The WITNESS group made it into the Nominet Trust's list of NT100 "Trailblazers". It features alongside Mozilla Firefox, described by the trust as a "free and open source web browser created by a global non-profit dedicated to putting individuals in control".
Nominet Trust, a Britain-based charity which provides funding for social technology purposes, also picked out "Patients Like Me" which it said was "a network of more than 200,000 members, sharing their experiences of more than 2,000 medical conditions".
Other Trailblazers include online activist network Avaaz, code-sharing network "Code for America", travel experience sharing group "Couchsurfing" and "Kickstarter", the crowd-funding platform.
"Creative Commons" which helps artists and others deal with intellectual property rights, the "GitHub" code-sharing site and the "JustGiving" site for fundraisers and contributors also made the list.
The Trailblazers grouping was selected from the longer NT100 list.
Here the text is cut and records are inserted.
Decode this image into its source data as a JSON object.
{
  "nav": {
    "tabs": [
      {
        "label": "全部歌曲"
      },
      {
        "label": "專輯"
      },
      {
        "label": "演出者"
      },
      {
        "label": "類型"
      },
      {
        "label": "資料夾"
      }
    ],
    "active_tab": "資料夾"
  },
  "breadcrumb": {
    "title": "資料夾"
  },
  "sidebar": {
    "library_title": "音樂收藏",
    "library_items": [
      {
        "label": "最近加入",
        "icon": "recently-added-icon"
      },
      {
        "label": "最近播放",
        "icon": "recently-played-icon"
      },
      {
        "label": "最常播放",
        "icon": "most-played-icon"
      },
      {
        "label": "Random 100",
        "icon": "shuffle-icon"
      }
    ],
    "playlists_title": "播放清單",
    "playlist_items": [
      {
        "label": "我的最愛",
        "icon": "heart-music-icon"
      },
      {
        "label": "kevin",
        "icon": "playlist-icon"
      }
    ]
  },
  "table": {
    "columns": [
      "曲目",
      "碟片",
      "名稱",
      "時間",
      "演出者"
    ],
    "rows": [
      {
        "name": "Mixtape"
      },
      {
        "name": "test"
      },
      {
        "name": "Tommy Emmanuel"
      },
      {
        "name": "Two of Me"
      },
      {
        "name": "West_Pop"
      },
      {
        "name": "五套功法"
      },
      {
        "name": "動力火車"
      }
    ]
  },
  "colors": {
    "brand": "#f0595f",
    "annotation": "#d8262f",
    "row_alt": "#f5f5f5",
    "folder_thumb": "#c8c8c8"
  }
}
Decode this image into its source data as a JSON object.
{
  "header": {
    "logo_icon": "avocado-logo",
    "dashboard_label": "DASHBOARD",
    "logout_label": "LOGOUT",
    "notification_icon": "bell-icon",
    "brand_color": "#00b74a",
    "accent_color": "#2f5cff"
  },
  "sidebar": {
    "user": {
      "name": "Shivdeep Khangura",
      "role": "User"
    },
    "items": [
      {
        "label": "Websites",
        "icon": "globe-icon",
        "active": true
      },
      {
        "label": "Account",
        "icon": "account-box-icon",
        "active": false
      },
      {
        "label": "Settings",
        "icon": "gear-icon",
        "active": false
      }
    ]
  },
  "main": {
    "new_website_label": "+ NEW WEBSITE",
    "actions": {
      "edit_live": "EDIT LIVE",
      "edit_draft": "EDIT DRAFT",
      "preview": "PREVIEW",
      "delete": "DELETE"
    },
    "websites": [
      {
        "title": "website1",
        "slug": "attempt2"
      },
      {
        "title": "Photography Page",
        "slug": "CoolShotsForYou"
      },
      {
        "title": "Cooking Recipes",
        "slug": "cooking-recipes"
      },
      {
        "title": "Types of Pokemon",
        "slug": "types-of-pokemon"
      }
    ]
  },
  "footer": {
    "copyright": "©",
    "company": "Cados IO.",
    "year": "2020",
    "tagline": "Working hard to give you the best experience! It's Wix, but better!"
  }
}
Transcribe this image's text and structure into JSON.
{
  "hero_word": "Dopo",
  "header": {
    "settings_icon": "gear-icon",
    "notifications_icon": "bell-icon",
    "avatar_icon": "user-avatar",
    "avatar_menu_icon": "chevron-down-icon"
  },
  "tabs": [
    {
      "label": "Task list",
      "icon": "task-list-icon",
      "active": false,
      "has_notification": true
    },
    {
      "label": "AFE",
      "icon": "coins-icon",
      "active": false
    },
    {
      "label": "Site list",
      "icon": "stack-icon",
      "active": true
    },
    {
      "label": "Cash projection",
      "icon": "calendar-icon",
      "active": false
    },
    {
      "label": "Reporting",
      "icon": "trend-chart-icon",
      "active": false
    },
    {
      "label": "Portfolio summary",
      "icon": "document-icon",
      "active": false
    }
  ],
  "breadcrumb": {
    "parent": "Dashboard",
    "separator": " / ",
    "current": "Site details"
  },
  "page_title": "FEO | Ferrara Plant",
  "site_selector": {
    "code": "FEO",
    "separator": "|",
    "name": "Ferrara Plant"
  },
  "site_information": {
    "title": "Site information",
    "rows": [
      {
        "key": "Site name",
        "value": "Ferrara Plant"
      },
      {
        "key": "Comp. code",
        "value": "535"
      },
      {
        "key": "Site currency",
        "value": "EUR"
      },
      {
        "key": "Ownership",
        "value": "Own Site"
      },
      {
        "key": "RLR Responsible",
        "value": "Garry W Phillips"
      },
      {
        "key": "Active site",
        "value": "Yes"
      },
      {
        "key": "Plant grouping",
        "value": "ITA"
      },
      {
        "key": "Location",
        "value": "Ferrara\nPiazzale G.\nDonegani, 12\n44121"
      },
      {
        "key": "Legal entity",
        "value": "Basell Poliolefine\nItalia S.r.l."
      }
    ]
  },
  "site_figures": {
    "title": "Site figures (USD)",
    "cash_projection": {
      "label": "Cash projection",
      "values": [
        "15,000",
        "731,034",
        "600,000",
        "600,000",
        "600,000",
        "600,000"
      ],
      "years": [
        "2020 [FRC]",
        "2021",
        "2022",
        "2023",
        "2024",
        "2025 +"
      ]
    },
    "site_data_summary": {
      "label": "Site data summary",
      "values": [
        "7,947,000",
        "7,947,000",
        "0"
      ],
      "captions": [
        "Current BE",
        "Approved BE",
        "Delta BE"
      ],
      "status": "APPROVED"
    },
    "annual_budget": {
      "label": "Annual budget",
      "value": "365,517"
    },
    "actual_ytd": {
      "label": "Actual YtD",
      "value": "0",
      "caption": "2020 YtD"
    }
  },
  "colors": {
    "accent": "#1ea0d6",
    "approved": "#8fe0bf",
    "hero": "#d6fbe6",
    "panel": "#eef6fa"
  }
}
Nominet Trust steering committee chairman and former journalist Charles Leadbeater said the NT100 "highlights how digital technologies can make a real difference to some of the most pressing social challenges we face".
"We want to offer the NT100 as a growing public source of information of social tech innovators around the world, searchable by anyone seeking a solution to a social challenge," he added.
Writing by Michael Roddy; Editing by Pravin Char